Stored items from a collection:

┏━━

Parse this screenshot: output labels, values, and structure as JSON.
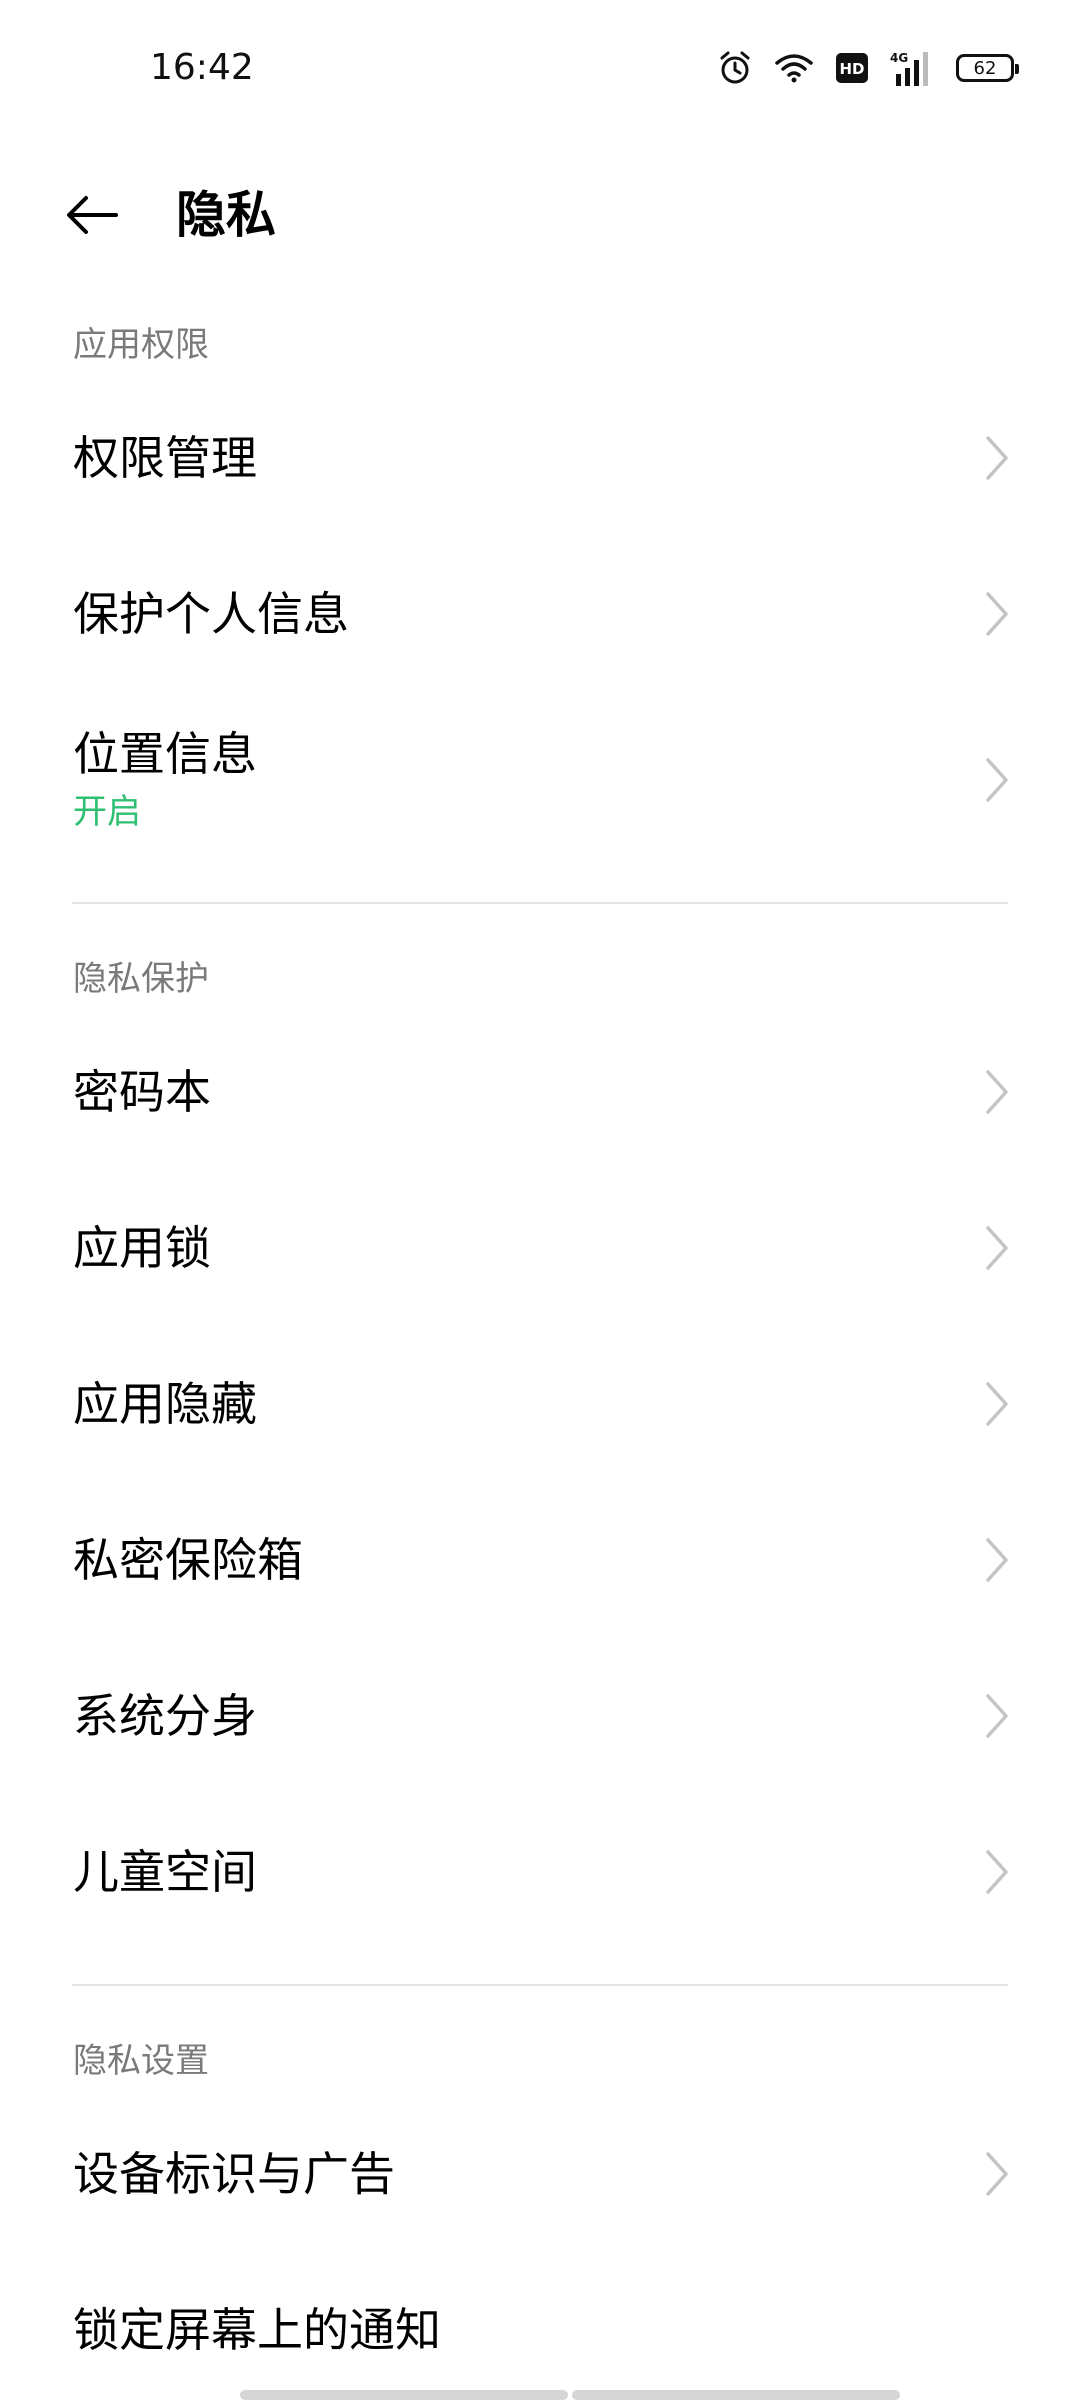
{
  "status_bar": {
    "time": "16:42",
    "network": "4G",
    "hd": "HD",
    "battery": "62",
    "icons": [
      "alarm-icon",
      "wifi-icon",
      "hd-icon",
      "signal-icon",
      "battery-icon"
    ]
  },
  "app_bar": {
    "title": "隐私",
    "back_icon": "back-arrow-icon"
  },
  "sections": [
    {
      "header": "应用权限",
      "items": [
        {
          "title": "权限管理"
        },
        {
          "title": "保护个人信息"
        },
        {
          "title": "位置信息",
          "subtitle": "开启"
        }
      ]
    },
    {
      "header": "隐私保护",
      "items": [
        {
          "title": "密码本"
        },
        {
          "title": "应用锁"
        },
        {
          "title": "应用隐藏"
        },
        {
          "title": "私密保险箱"
        },
        {
          "title": "系统分身"
        },
        {
          "title": "儿童空间"
        }
      ]
    },
    {
      "header": "隐私设置",
      "items": [
        {
          "title": "设备标识与广告"
        },
        {
          "title": "锁定屏幕上的通知"
        }
      ]
    }
  ],
  "colors": {
    "accent_green": "#2fbf71",
    "section_header": "#7a7a7a",
    "divider": "#e6e6e6",
    "chevron": "#c4c4c4"
  }
}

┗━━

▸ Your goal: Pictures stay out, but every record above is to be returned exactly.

▸ Response:
Parse this screenshot: output labels, values, and structure as JSON.
{
  "status_bar": {
    "time": "16:42",
    "network": "4G",
    "hd": "HD",
    "battery": "62",
    "icons": [
      "alarm-icon",
      "wifi-icon",
      "hd-icon",
      "signal-icon",
      "battery-icon"
    ]
  },
  "app_bar": {
    "title": "隐私",
    "back_icon": "back-arrow-icon"
  },
  "sections": [
    {
      "header": "应用权限",
      "items": [
        {
          "title": "权限管理"
        },
        {
          "title": "保护个人信息"
        },
        {
          "title": "位置信息",
          "subtitle": "开启"
        }
      ]
    },
    {
      "header": "隐私保护",
      "items": [
        {
          "title": "密码本"
        },
        {
          "title": "应用锁"
        },
        {
          "title": "应用隐藏"
        },
        {
          "title": "私密保险箱"
        },
        {
          "title": "系统分身"
        },
        {
          "title": "儿童空间"
        }
      ]
    },
    {
      "header": "隐私设置",
      "items": [
        {
          "title": "设备标识与广告"
        },
        {
          "title": "锁定屏幕上的通知"
        }
      ]
    }
  ],
  "colors": {
    "accent_green": "#2fbf71",
    "section_header": "#7a7a7a",
    "divider": "#e6e6e6",
    "chevron": "#c4c4c4"
  }
}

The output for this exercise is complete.